_It is regrettable that the Venezuelan government has again decided to expel U.S. diplomatic officials based on groundless allegations, which require reciprocal action. the State Department said in a statement. _It is counterproductive to the interests of both our countries._
With the diplomatic tussle in the background, officials said the burglarized stadium _ home to the Caracas Lions and the La Guaira Sharks, roughly equivalent to the Yankees and Mets in Venezuelan baseball _ would be ready for the start of the season on Oct. 10.
They said workers had finally finished repairs to the lighting system after thieves stripped out much of the wiring, in a very public example of the crime, corruption and disarray in this country.
But the looting of the meat truck on Friday was shocking even to many who have become inured to the high levels of violence here.

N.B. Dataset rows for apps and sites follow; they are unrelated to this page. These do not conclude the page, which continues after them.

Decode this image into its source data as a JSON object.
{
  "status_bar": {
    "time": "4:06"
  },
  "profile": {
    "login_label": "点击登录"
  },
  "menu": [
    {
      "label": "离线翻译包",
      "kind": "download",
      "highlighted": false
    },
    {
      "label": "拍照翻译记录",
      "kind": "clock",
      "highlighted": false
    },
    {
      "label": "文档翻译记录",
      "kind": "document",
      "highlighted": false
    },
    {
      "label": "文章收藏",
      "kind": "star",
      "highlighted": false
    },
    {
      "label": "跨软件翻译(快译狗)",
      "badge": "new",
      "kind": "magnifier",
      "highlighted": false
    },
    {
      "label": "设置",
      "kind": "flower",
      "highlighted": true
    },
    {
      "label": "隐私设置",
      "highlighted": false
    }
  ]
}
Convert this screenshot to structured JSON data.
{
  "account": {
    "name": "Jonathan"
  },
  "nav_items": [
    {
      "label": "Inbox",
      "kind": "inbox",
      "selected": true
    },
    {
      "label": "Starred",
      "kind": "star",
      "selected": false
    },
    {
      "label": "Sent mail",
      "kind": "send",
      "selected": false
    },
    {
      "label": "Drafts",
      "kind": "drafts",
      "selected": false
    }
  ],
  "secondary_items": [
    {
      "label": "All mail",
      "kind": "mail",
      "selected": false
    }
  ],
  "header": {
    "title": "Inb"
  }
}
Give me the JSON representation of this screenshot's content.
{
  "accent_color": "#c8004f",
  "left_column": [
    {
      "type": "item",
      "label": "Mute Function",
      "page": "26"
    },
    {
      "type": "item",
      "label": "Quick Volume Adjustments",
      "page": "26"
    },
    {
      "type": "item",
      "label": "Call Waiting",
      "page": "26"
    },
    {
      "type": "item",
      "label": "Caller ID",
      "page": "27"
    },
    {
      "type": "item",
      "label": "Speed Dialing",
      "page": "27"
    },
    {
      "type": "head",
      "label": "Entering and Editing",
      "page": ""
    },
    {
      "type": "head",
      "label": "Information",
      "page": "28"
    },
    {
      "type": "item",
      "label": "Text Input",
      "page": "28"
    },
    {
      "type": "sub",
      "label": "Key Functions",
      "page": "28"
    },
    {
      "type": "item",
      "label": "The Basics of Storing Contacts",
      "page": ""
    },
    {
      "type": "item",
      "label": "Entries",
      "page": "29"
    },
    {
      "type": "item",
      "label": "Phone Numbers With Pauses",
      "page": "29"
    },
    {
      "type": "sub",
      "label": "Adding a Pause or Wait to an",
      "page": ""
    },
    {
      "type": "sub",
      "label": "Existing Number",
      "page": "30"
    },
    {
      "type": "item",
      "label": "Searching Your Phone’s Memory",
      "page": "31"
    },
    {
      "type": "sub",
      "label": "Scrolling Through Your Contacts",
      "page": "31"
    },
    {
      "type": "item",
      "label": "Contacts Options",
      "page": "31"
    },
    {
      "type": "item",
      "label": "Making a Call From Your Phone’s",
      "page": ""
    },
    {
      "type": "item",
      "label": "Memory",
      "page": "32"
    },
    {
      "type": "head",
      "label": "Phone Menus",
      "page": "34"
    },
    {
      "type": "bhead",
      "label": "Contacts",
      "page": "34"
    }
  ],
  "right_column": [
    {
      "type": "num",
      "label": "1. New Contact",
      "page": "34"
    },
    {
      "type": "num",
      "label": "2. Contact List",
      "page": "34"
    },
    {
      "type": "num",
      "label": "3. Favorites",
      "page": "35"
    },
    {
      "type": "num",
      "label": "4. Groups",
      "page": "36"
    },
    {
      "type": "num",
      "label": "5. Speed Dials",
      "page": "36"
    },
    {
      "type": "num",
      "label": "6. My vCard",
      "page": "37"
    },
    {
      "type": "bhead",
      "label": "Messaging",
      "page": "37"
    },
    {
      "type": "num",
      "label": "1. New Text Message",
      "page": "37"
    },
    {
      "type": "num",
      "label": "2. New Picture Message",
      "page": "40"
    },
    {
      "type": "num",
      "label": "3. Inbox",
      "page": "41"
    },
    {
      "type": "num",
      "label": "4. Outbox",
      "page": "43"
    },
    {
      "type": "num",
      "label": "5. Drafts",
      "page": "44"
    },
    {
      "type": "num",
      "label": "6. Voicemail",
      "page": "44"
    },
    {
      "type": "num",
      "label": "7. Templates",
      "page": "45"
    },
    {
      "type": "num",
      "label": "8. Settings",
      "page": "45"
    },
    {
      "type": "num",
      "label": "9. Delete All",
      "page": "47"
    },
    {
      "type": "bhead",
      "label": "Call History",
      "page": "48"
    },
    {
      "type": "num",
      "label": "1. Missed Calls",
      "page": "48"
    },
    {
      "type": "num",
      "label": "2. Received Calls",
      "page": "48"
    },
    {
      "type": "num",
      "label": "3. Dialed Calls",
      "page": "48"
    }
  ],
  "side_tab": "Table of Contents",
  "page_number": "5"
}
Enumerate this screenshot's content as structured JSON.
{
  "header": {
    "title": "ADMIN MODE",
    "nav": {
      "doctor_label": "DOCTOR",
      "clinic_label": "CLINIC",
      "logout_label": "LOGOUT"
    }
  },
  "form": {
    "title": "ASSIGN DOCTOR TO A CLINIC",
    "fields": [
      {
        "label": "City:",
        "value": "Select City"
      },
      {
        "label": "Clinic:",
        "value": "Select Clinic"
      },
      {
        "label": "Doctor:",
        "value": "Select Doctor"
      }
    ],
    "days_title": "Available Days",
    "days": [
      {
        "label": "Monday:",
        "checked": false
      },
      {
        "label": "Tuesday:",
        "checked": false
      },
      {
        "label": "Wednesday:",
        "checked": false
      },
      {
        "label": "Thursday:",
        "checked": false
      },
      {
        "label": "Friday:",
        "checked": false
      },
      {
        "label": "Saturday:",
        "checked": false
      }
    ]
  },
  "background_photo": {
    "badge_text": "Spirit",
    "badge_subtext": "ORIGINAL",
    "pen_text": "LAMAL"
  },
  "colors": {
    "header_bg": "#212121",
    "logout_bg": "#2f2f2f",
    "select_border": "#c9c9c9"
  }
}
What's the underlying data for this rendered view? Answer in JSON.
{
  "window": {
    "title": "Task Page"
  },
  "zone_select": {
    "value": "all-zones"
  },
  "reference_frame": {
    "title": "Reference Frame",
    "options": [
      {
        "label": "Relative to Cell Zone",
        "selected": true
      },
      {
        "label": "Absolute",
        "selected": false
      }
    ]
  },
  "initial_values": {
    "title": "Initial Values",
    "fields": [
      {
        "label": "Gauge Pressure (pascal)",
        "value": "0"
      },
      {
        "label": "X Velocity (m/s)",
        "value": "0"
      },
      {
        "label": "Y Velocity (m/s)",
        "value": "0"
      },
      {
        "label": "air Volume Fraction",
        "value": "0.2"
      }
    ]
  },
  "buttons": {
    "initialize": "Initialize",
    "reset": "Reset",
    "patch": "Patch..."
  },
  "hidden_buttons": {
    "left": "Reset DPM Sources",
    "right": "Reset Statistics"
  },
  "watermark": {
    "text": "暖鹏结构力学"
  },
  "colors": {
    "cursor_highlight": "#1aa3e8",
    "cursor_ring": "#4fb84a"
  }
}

The truck became stuck under a barrier meant to block oversize vehicles. Part of the cargo crushed the top of the cab.
Denny Medina, 44, the owner of a fleet of trucks, said that he had tried to rescue the driver, but that he could not open the door. Instead of helping, he said, looters clambered over the vehicle.
_What made me feel powerless was to see the people carrying off the boxes of meat, and no one was showing any concern for the driver right below them,_ Mr. Medina said. _It was terrible. I hope that we don_t get used to this._
New York times | By WILLIAM NEUMAN